DATA SHOWN
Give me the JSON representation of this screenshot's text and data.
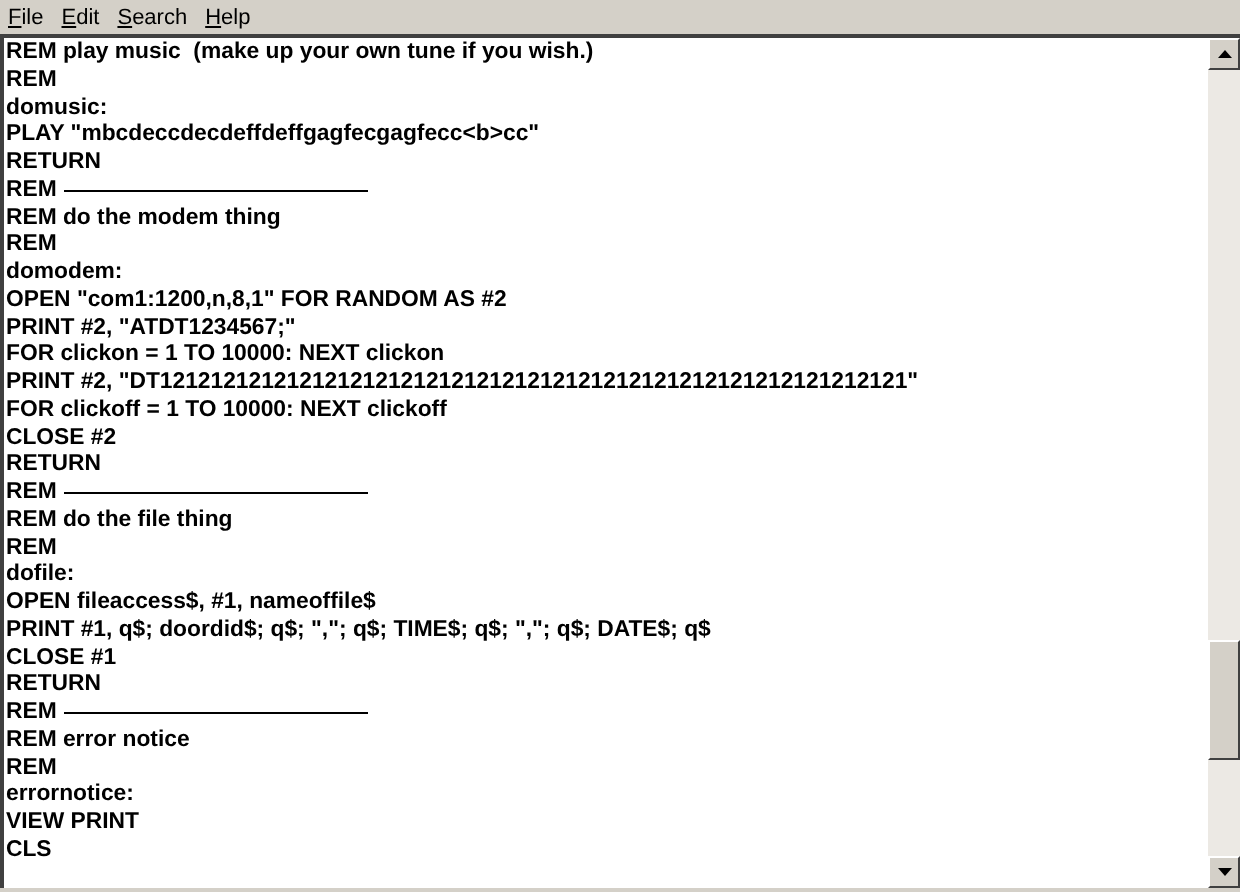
{
  "menu": [
    {
      "label": "File"
    },
    {
      "label": "Edit"
    },
    {
      "label": "Search"
    },
    {
      "label": "Help"
    }
  ],
  "lines": [
    {
      "kind": "code",
      "text": "REM play music  (make up your own tune if you wish.)"
    },
    {
      "kind": "code",
      "text": "REM"
    },
    {
      "kind": "code",
      "text": "domusic:"
    },
    {
      "kind": "code",
      "text": "PLAY \"mbcdeccdecdeffdeffgagfecgagfecc<b>cc\""
    },
    {
      "kind": "code",
      "text": "RETURN"
    },
    {
      "kind": "rule",
      "text": "REM"
    },
    {
      "kind": "code",
      "text": "REM do the modem thing"
    },
    {
      "kind": "code",
      "text": "REM"
    },
    {
      "kind": "code",
      "text": "domodem:"
    },
    {
      "kind": "code",
      "text": "OPEN \"com1:1200,n,8,1\" FOR RANDOM AS #2"
    },
    {
      "kind": "code",
      "text": "PRINT #2, \"ATDT1234567;\""
    },
    {
      "kind": "code",
      "text": "FOR clickon = 1 TO 10000: NEXT clickon"
    },
    {
      "kind": "code",
      "text": "PRINT #2, \"DT12121212121212121212121212121212121212121212121212121212121\""
    },
    {
      "kind": "code",
      "text": "FOR clickoff = 1 TO 10000: NEXT clickoff"
    },
    {
      "kind": "code",
      "text": "CLOSE #2"
    },
    {
      "kind": "code",
      "text": "RETURN"
    },
    {
      "kind": "rule",
      "text": "REM"
    },
    {
      "kind": "code",
      "text": "REM do the file thing"
    },
    {
      "kind": "code",
      "text": "REM"
    },
    {
      "kind": "code",
      "text": "dofile:"
    },
    {
      "kind": "code",
      "text": "OPEN fileaccess$, #1, nameoffile$"
    },
    {
      "kind": "code",
      "text": "PRINT #1, q$; doordid$; q$; \",\"; q$; TIME$; q$; \",\"; q$; DATE$; q$"
    },
    {
      "kind": "code",
      "text": "CLOSE #1"
    },
    {
      "kind": "code",
      "text": "RETURN"
    },
    {
      "kind": "rule",
      "text": "REM"
    },
    {
      "kind": "code",
      "text": "REM error notice"
    },
    {
      "kind": "code",
      "text": "REM"
    },
    {
      "kind": "code",
      "text": "errornotice:"
    },
    {
      "kind": "code",
      "text": "VIEW PRINT"
    },
    {
      "kind": "code",
      "text": "CLS"
    }
  ]
}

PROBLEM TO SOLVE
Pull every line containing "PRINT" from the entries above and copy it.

WRITTEN RESPONSE
      "text": "PRINT #2, \"ATDT1234567;\""
      "text": "PRINT #2, \"DT12121212121212121212121212121212121212121212121212121212121\""
      "text": "PRINT #1, q$; doordid$; q$; \",\"; q$; TIME$; q$; \",\"; q$; DATE$; q$"
      "text": "VIEW PRINT"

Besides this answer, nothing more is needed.